Citing PatentFiling datePublication dateApplicantTitle
US2790342 *Feb 10, 1955Apr 30, 1957Joseph RosanDrive tool for inserts
US2915928 *Jan 28, 1957Dec 8, 1959Microdot IncApparatus for stripping wires and cables
US4213355 *Mar 1, 1979Jul 22, 1980Colvin David SAdjustable socket
US4366733 *Mar 2, 1981Jan 4, 1983Colvin David SSocket including adjustable jaws
US4378714 *Mar 26, 1981Apr 5, 1983Colvin David SAdjustable socket including apertured sleeve

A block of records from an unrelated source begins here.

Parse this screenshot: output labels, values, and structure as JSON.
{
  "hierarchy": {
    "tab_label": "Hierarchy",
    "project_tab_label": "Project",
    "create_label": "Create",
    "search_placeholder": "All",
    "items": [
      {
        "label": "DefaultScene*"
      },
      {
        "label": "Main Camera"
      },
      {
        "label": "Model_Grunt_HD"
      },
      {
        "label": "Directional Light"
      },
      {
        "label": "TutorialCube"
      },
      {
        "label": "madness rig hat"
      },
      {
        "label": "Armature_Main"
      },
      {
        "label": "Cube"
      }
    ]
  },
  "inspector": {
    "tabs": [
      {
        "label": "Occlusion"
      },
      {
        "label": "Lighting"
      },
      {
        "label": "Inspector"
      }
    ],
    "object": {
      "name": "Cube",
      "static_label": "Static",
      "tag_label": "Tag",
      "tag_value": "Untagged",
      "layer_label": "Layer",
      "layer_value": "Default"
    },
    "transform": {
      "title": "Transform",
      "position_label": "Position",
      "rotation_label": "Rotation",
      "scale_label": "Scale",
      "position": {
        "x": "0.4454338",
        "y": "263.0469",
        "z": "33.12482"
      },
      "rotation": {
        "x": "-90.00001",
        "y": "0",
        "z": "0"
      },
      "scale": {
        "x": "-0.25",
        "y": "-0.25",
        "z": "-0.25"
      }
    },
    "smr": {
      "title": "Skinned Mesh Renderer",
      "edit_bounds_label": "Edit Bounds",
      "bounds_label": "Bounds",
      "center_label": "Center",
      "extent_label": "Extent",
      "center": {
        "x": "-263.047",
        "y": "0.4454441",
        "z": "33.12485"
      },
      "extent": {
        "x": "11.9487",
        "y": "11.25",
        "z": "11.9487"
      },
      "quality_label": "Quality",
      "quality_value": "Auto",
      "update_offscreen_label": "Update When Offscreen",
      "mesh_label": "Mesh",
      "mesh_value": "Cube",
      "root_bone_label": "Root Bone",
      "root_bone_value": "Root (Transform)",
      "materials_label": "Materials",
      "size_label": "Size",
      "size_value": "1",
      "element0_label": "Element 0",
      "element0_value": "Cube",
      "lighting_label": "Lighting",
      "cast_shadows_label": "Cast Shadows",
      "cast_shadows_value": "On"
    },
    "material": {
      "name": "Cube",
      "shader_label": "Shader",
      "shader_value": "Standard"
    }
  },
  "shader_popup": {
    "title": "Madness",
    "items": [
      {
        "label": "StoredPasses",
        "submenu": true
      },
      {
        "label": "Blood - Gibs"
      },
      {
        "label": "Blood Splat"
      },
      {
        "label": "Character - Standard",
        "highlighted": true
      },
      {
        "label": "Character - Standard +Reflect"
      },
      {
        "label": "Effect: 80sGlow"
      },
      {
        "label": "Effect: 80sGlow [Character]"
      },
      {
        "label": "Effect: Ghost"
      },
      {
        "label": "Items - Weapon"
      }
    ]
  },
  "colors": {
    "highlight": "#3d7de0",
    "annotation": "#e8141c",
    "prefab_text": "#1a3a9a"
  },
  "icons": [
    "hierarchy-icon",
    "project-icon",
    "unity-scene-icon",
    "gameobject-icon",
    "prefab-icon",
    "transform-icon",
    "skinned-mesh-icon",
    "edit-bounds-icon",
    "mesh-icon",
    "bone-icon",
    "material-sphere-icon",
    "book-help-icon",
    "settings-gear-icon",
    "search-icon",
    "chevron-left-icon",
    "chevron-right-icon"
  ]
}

US4608887 *Apr 1, 1985Sep 2, 1986Colvin David SAdjustable socket including rotatable adjuster
US4892016 *Apr 20, 1989Jan 9, 1990Milbar CorporationAdjustable socket
US5074174 *Jul 10, 1990Dec 24, 1991Dae Sam Co., Ltd.Socket wrench
US5253556 *Nov 12, 1992Oct 19, 1993Power House Tool Inc.Rod rotating tool
US5372055 *Apr 28, 1993Dec 13, 1994Power House Tool Inc.Rod rotating tool
US7249540 *Jul 1, 2005Jul 31, 2007United States Of America As Represented By The Administrator Of The National Aeronautics And Space AdministrationConnector adapter
US8485070 *Oct 29, 2010Jul 16, 2013Jpj Investment Holding Corp.T-handle wrench
US20110100166 *Oct 29, 2010May 5, 2011Hrayr DarbinyanT-handle wrench
WO1981002540A1 *Mar 10, 1980Sep 17, 1981Colvin DAdjustable socket
WO1994011159A1 *Nov 12, 1993May 26, 1994Jnt Techn Serv IncRod rotating tool
Classifications
U.S. Classification81/53.2, 81/128, 81/113
International ClassificationB25B23/10, B25B23/02
Cooperative ClassificationB25B23/103
European ClassificationB25B23/10C